In our latest installation guide, Salamander shows readers how to achieve a flawless installation of its new EVE pump.

Salamander’s EVE is a twin-ended, universal shower pump featuring a variable bar rating, which can be changed with just the touch of a button. EVE uses a sensor to monitor the system water flow and detect any changes, while a brushless motor varies its speed to ensure a constant pressure. EVE will fit into both positive and negative head situations, without the need for a pressure vessel and working with any gravity-fed system. 

Just follow the steps outlined below to correctly install the Salamander EVE pump.

Fit the supplied feet to the pump, then attach the hoses supplied to the robust brass connections. Make sure not to bend the hose too much, as Salamander’s hoses have an anti-vibration design, meaning that they are flexible but not designed to be bent more than 30-35° during installation.

Locate the pump in the pre-determined location and isolate water supplies to the hot water cylinder and cold water tank, and drain the system.

If soldering is to be carried out, the pipework should be set and clipped, then the pump and hoses removed so as not to come into contact with solder or flux. Flux residue will corrode the pump and will result in water leaks, so it’s important to ensure all solder joints are completed and flux residues removed prior to the pump connection.

Create a connection to the cold water tank through the use of an appropriately-sized tank connector and run a dedicated cold water feed to the pump.

Remove the hot outlet connection from the cylinder if there currently isn’t a flange fitted and fit an appropriate flange, such as a Surrey Flange. 

Once the flange is connected to the cylinder, reconnect the vent pipe and any un-pumped services to the top connection of the flange, and then take a dedicated feed from the side of the flange to the pump.

Feeds from the outlets now need to be taken to the appliances being added to the pump. If this includes any up and over pipework, it’s best to fit some air vents on the highest point of the system. 

If the whole house is to be supplied, there should be a dedicated vent pipe from the cylinder with the outlet of the pump supplying the whole hot water supply. This supply should not be linked back into the vent, as it would cause the pump to push water back into the vent.

If the pump and hoses had been removed before soldering, re-fit the pump, ensuring the bar rating control panel is accessible. Make sure to fit filter washers to the inlets of the pump, and ensure the standard flat washers are on the outlets.

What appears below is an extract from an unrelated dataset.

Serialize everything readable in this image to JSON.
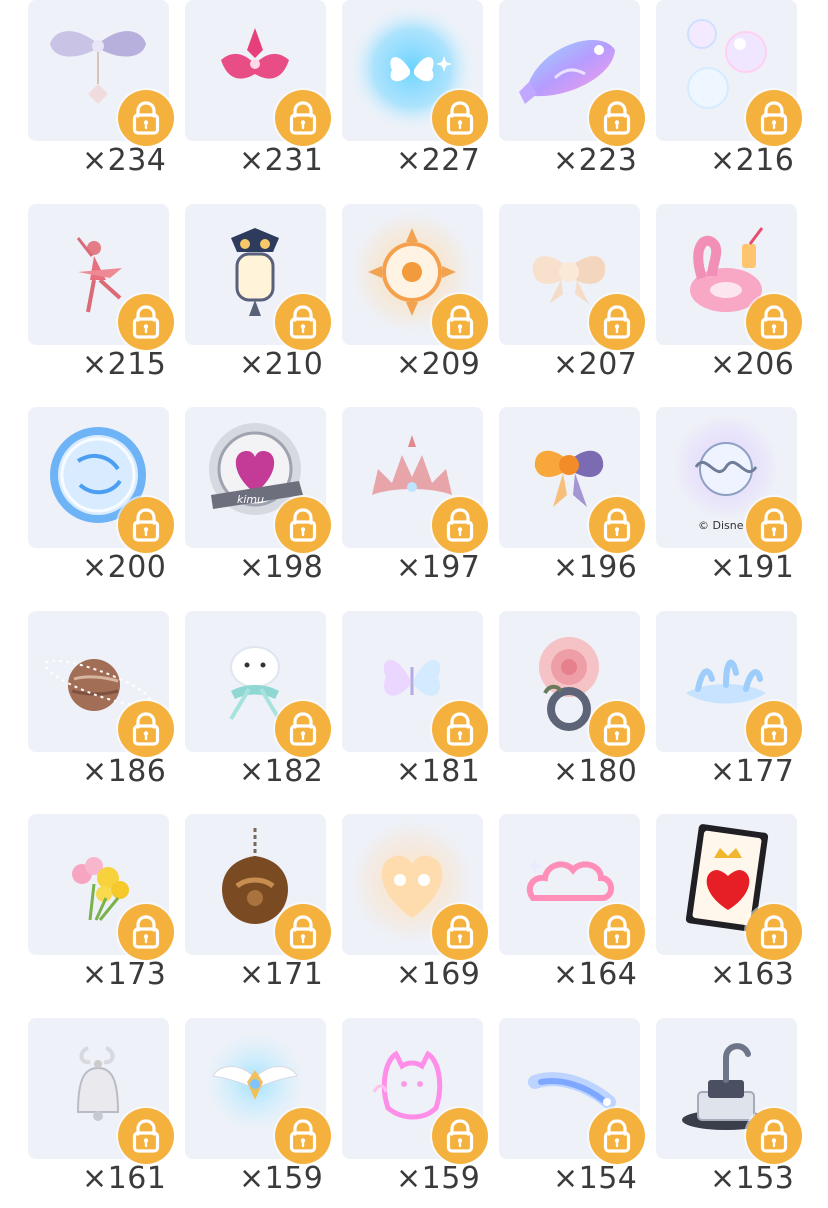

With the isolating valves turned off, re-fill the hot and cold water system and ensure all non-pumped outlets and new pipework are functioning as they should. Then turn on the inlet isolating valves and check for leaks.

With all pumped outlets off, turn on the outlet isolating valves, again checking for any possible leaks. When water has been restored, before turning the electricity on to the pump, allow as much natural flow through pumped outlets as possible to ensure the pump and all pipework is flooded. 

If it’s not possible to obtain a natural flow (such as in a negative head situation), discharge water from the pump’s outlets into a bucket, using pipe or hoses to ensure the pump is full.

Once all these steps are completed, the pump can now be plugged into a socket or wired into a fused spur by a suitably qualified person. 

Switch on the electrical supply to the pump, and then turn on all outlets one at a time to ensure the pump pressure is as desired. Job done!

Click here to view a PDF of the page as it originally appeared in the magazine, with imagery.